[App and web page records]
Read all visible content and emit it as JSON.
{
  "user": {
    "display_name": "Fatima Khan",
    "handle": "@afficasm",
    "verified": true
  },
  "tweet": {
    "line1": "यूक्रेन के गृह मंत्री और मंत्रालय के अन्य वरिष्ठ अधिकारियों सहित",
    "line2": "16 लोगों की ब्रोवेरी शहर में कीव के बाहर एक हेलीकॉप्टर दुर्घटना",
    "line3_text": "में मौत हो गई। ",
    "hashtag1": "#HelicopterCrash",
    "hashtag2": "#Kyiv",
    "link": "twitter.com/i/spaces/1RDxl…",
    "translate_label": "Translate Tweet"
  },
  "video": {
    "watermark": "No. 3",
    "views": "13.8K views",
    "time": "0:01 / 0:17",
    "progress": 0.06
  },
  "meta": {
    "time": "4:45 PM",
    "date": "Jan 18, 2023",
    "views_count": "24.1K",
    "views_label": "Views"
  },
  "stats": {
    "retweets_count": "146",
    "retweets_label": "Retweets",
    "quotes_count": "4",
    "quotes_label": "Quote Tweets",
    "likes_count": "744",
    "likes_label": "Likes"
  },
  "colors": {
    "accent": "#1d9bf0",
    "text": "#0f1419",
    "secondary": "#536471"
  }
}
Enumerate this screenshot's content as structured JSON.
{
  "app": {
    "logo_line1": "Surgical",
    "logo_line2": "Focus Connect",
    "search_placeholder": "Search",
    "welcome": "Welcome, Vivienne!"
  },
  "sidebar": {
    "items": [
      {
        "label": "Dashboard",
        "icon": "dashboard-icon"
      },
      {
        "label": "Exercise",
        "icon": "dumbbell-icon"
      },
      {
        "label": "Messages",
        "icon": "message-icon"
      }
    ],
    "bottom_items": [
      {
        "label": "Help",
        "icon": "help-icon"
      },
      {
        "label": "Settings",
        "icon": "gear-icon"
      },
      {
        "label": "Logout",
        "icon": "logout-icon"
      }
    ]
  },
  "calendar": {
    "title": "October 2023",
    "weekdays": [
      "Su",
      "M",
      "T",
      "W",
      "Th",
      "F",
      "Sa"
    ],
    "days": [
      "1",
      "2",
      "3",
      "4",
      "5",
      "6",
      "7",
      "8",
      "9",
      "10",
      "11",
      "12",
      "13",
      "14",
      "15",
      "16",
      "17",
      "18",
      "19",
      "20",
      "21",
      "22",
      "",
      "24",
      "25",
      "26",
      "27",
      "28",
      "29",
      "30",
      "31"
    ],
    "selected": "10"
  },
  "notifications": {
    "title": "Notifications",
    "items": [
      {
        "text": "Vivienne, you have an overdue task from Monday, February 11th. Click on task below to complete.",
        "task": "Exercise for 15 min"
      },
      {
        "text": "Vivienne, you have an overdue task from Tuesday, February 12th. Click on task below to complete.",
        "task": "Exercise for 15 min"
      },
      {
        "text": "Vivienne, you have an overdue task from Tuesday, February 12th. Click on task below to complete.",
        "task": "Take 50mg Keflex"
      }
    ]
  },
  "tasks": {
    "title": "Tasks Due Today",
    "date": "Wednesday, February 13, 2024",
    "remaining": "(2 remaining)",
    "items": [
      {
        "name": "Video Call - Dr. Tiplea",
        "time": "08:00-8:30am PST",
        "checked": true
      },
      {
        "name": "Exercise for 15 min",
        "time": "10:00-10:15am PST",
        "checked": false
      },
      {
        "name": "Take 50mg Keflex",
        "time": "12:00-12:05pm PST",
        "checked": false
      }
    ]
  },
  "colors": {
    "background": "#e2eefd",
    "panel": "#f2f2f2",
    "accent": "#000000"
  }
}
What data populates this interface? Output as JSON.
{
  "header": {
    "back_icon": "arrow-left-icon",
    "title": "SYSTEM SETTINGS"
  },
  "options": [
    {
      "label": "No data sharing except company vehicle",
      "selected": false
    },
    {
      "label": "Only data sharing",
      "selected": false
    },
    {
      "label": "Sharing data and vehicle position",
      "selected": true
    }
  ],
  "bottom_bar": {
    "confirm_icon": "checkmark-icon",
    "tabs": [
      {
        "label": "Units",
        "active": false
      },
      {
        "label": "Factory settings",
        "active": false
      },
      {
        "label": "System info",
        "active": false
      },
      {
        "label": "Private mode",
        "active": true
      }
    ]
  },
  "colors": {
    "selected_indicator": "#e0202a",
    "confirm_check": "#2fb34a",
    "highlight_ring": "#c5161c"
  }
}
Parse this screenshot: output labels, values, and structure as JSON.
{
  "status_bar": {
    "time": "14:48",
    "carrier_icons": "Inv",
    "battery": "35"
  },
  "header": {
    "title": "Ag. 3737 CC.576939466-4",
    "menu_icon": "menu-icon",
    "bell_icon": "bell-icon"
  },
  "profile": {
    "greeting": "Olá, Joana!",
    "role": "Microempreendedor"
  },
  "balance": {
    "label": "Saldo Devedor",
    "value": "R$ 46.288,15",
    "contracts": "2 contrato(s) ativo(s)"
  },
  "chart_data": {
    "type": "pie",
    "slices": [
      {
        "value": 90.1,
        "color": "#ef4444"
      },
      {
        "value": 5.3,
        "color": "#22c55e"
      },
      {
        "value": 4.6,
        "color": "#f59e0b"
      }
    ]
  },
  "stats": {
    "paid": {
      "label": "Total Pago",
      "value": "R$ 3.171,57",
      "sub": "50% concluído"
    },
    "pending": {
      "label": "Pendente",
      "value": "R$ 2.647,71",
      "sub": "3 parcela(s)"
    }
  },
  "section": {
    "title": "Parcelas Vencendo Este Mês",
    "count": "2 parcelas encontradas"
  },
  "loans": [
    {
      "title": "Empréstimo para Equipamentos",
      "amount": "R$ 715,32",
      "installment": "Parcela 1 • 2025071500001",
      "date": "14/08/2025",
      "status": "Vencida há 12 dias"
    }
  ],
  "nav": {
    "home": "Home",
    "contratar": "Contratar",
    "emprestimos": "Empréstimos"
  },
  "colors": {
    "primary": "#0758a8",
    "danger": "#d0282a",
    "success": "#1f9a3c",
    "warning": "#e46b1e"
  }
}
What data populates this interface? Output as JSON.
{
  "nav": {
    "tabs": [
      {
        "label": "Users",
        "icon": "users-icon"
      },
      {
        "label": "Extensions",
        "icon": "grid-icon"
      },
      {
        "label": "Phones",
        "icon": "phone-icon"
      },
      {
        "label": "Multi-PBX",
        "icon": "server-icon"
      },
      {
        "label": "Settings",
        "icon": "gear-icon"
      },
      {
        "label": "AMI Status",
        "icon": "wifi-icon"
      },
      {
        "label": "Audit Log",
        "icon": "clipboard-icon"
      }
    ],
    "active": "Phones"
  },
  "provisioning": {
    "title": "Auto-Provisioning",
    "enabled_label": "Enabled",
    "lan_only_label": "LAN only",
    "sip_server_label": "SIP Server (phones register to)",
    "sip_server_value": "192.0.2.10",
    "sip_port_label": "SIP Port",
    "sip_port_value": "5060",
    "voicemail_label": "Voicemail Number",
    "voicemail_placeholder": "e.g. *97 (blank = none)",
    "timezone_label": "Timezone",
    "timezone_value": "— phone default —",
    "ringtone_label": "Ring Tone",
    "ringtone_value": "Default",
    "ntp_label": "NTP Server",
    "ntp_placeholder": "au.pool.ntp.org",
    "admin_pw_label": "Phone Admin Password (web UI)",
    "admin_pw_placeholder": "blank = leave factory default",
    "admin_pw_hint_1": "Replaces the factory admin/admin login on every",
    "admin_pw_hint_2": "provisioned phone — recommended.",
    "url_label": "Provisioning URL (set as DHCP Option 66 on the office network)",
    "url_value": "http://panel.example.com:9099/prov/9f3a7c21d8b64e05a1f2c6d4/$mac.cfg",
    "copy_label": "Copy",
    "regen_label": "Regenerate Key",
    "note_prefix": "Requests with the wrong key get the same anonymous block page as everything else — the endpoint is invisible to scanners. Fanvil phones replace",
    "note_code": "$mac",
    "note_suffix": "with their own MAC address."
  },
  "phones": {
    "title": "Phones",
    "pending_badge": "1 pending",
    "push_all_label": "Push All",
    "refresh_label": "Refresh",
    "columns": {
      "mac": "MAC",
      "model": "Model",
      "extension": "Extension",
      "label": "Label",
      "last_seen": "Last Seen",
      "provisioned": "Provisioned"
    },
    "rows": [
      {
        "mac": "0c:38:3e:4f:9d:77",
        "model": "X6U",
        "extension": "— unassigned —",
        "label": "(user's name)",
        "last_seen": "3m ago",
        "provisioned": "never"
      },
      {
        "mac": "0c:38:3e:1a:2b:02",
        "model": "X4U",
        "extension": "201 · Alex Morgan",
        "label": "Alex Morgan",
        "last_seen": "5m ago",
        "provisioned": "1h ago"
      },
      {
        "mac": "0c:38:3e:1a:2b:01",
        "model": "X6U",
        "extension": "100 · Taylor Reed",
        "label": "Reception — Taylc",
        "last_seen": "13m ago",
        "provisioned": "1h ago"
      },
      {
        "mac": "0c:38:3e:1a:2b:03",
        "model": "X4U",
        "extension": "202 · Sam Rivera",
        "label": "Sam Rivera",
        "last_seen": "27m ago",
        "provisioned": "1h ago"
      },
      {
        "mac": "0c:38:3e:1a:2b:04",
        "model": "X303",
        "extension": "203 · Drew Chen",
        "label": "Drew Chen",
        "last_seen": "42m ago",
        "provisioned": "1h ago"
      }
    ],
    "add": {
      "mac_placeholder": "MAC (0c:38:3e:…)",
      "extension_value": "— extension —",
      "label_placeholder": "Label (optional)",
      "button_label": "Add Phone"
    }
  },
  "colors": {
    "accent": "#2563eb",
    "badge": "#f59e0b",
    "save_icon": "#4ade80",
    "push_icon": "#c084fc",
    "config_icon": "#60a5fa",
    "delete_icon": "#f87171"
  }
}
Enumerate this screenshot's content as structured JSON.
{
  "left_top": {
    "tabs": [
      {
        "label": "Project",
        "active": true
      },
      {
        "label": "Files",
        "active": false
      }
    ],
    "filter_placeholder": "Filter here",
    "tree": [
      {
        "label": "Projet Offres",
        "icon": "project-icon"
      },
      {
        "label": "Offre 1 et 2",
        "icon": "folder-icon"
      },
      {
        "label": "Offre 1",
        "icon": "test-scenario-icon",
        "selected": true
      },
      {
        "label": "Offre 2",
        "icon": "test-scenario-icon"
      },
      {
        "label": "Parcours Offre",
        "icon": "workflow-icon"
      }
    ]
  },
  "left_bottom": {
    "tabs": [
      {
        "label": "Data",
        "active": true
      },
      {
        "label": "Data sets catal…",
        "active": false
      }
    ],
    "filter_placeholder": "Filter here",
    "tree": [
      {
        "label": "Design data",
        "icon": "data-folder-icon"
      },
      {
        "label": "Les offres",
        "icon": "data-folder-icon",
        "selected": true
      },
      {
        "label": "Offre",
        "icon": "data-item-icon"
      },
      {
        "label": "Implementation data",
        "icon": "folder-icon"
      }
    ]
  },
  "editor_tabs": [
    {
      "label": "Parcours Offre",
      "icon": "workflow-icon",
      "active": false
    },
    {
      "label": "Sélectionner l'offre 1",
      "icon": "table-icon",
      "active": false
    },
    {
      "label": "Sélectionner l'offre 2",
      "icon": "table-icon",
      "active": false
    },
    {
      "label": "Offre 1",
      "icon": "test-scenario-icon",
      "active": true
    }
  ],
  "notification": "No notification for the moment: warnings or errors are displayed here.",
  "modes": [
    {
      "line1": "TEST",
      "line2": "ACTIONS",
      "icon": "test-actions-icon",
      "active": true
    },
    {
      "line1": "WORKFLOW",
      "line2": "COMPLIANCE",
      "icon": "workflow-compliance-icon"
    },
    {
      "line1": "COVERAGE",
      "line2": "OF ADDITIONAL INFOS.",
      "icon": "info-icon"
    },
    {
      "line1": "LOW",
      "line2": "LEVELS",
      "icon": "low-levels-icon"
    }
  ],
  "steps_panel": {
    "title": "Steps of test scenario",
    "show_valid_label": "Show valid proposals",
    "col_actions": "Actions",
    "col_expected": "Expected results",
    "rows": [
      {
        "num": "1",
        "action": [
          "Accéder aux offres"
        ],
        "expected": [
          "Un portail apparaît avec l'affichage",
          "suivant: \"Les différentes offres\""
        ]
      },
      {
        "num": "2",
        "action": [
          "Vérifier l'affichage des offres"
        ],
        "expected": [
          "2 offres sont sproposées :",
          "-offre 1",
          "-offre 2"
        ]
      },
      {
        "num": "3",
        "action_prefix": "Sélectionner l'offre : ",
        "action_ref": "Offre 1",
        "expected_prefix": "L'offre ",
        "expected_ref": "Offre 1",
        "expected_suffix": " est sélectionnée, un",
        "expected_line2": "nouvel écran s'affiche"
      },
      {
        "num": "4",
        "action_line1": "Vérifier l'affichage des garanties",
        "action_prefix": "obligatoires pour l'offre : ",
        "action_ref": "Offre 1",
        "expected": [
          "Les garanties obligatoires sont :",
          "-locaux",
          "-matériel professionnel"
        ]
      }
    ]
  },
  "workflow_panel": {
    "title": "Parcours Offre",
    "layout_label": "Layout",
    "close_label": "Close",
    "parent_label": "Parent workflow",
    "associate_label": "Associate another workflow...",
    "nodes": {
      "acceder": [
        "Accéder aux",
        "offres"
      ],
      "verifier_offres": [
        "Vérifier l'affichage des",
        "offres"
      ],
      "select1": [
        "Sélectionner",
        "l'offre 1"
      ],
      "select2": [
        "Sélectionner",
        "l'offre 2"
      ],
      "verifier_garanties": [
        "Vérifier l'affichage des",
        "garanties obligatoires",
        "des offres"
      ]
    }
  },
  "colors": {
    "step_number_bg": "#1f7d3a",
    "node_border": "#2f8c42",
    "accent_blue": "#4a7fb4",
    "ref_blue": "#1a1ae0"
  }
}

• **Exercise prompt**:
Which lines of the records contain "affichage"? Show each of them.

• **Exercise answer**:
          "Un portail apparaît avec l'affichage",
          "Vérifier l'affichage des offres"
        "action_line1": "Vérifier l'affichage des garanties",
        "Vérifier l'affichage des",
        "Vérifier l'affichage des",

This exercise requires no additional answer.